Turning next to “Cities” (chapter 7), Rapp considers how the bishop’s role within an urban context might be thought of as the intersection between pragmatic authority and ascetic authority. On the one hand, “the greatest distinction that separated the bishop from the holy man and placed him in proximity to the prominent citizen was his access to wealth,” which could be either his own or that of his church (211). On the other, though, it is noteworthy that “most of the bishop’s expenditures were motivated by the same spirit of charity that also moved holy men to intervene on behalf of the needy” (220). Expanding her horizons next to “Empire” (chapter 8), Rapp considers the figure of Constantine in some detail. Contrary to those who argue that the bishops’ pragmatic authority derived from an “imperial dispensation” of Constantine, Rapp concludes that “even those episcopal tasks that are regulated by imperial law […] have their origin in the pastoral care and spiritual leadership inherent in the ideal of the episcopate” (239). Constantine, in other words, was merely validating existing episcopal practices. Finally, in considering “The Bishop as a New Urban Functionary” (chapter 9), Rapp argues that “in the two centuries after Constantine, a new understanding of the episcopate developed that privileged the bishop’s pragmatic authority over his ascetic authority,” with matters of church and state finding their full union in the legal code of Justinian (274). In sum, “as the cities were increasingly Christianized, the roles of highest representative of the Christian community and of prominent leader of civic life fell into one” (289). A concluding epilogue then briefly ties together the major themes of the book by considering how bishops were commemorated after death.

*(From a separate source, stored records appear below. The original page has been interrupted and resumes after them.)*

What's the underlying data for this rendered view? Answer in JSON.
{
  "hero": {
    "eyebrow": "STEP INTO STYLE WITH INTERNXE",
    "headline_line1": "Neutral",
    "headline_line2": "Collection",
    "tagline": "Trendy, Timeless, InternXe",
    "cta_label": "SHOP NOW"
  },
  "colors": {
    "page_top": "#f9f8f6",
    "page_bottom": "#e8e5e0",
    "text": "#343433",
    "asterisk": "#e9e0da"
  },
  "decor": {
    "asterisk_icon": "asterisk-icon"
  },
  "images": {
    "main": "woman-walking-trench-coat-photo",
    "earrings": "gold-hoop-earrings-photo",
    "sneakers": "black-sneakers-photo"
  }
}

Claudia Rapp’s Holy Bishops in Late Antiquity successfully demonstrates that a bishop’s pragmatic authority was rooted in both his spiritual and ascetic authority, and that the bishop could often, on the one hand, look a lot like a late antique holy man, and, on the other, at times also look very much like a model citizen. The three categories of authority are a helpful lens for thinking about episcopal authority, especially as we can measure the relative weight of each as it shifts over time. In particular, the notion that the bishop’s ascetic reputation was a foundational source of legitimating his authority throughout late antiquity is a helpful corrective to any view which seeks to divorce the secular and the sacred elements of the episcopal ministry.
Still, this book is not without a few shortcomings. In particular, I wonder about the extent of Rapp’s reliance on hagiographical accounts of bishops’ lives; rather than take these at face value, as she seems to often do, perhaps these are in some way an extension of how a bishop’s authority was constructed in Late Antiquity. Though not addressed in this book, a comparison with the rabbis of Late Antiquity might have proved to be an illuminating topic worthy of further exploration. Nevertheless, Rapp’s book is an extremely thorough, erudite contribution to the subject of episcopal authority in Late Antiquity, and would be most helpful for anyone else embarking on further research in this area.